▶ **PROBLEM TO SOLVE**
Narrow the data below down to the lines containing "content".

▶ **DATASET RECORDS**
[Start of Attachment]
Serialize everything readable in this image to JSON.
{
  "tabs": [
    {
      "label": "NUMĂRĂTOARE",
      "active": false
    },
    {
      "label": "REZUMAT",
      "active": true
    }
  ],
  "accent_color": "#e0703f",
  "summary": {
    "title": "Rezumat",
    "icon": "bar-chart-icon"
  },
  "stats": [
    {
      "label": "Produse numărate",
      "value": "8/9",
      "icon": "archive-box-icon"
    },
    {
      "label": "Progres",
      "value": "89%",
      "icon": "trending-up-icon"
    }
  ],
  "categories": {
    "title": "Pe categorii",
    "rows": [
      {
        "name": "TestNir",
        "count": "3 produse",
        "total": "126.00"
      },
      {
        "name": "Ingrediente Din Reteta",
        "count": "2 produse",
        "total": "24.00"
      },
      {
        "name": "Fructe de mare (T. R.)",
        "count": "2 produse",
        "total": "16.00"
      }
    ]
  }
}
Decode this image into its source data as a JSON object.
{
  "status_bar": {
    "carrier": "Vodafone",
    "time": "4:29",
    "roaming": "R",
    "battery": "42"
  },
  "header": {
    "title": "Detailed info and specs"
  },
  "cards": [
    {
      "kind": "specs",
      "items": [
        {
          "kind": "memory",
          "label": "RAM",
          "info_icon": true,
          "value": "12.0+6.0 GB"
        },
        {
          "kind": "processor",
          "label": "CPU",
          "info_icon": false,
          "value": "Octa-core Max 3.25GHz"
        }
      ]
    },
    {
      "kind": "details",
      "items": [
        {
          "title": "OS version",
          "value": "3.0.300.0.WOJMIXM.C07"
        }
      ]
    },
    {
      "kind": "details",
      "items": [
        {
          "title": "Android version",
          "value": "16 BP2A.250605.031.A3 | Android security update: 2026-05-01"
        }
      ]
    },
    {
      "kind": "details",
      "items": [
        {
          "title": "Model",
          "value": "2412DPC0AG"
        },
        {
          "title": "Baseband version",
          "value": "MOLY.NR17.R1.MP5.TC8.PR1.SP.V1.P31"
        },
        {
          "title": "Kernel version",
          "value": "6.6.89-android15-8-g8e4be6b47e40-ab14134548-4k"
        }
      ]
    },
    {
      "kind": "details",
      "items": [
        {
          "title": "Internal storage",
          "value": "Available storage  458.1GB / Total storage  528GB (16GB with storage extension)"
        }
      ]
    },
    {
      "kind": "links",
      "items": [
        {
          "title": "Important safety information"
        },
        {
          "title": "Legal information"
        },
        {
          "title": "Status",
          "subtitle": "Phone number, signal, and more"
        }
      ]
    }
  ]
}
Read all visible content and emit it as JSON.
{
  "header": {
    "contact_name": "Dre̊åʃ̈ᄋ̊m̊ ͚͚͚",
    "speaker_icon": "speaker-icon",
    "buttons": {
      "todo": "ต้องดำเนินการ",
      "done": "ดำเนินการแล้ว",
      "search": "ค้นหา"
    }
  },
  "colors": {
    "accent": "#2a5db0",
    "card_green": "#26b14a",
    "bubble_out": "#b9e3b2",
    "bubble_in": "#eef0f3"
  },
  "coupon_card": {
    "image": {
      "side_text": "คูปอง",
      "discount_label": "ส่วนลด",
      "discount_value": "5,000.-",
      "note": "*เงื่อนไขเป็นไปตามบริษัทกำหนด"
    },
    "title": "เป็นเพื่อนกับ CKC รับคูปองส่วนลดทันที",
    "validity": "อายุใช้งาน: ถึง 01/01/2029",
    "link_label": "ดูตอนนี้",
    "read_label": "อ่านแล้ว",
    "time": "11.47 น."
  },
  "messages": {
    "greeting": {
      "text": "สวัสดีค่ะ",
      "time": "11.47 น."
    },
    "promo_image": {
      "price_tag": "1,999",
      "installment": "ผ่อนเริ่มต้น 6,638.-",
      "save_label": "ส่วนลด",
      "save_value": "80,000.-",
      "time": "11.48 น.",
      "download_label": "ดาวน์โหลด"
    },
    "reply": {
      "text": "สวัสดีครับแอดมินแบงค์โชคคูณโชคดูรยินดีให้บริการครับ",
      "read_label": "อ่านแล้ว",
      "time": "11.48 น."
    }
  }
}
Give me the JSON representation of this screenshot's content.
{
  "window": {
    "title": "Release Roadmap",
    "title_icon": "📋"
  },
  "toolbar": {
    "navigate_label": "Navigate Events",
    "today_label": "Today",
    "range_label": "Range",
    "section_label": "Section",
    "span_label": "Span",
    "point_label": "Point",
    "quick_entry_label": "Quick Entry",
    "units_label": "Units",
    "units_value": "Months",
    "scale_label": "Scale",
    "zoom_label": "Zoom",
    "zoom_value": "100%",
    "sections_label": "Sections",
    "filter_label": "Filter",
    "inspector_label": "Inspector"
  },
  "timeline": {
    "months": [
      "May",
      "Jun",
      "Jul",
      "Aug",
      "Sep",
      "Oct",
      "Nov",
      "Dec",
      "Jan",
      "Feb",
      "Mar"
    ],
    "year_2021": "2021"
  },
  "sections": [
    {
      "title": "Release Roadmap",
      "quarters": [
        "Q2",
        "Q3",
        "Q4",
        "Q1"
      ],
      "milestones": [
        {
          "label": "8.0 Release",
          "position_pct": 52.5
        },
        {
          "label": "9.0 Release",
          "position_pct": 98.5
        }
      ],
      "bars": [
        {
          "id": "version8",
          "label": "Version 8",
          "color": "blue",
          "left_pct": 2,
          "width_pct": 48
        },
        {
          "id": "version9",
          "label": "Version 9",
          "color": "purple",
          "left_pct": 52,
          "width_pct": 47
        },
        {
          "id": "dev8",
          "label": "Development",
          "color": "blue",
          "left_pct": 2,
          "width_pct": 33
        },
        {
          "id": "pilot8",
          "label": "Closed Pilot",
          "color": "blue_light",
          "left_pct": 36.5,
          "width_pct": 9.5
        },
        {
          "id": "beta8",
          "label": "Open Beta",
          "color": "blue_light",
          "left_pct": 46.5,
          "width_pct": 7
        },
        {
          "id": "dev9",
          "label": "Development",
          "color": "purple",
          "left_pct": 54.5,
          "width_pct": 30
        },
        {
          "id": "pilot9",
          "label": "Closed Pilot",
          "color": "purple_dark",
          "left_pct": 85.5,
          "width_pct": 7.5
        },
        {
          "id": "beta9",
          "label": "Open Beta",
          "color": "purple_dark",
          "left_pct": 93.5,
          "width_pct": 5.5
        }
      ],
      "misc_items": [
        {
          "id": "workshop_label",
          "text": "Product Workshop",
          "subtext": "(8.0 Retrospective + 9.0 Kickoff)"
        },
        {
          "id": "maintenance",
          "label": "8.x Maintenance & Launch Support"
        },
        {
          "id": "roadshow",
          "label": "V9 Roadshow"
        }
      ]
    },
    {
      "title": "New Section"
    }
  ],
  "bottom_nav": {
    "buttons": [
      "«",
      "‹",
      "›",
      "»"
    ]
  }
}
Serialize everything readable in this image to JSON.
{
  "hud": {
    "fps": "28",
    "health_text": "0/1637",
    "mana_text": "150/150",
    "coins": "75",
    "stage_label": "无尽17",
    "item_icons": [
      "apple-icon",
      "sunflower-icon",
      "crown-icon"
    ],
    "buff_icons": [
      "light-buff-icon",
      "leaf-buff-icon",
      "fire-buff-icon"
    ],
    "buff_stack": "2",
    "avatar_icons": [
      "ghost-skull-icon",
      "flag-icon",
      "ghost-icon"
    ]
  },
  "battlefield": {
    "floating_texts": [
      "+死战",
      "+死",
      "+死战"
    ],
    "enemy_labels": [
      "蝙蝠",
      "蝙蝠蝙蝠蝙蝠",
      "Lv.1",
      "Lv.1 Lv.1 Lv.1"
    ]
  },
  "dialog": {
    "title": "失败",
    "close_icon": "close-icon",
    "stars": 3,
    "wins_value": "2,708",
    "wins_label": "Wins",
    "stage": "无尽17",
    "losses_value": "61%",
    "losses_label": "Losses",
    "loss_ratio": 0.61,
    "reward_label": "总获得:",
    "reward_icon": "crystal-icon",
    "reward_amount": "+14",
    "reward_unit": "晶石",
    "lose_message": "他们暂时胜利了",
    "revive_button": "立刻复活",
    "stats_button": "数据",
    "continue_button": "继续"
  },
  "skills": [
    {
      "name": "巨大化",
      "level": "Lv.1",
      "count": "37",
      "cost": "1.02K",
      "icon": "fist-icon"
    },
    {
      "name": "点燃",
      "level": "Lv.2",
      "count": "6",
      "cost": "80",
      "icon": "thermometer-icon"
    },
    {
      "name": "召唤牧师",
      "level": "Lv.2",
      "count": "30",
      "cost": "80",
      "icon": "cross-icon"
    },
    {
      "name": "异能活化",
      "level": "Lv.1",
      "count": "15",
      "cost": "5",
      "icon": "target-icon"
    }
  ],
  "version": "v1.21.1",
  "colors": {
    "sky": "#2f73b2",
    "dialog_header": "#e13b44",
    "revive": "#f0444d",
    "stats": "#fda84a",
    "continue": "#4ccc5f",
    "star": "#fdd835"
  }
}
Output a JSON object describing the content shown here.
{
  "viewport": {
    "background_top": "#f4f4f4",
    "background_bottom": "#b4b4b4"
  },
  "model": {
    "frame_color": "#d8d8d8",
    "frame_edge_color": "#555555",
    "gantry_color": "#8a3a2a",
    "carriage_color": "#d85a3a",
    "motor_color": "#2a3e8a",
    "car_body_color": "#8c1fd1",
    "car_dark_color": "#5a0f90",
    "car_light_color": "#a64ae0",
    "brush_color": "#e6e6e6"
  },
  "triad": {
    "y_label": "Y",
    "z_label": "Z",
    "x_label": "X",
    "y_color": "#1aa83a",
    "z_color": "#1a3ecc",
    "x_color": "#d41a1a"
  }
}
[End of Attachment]
▶ **YOUR SOLUTION**
Read all visible content and emit it as JSON.
Give me the JSON representation of this screenshot's content.
Output a JSON object describing the content shown here.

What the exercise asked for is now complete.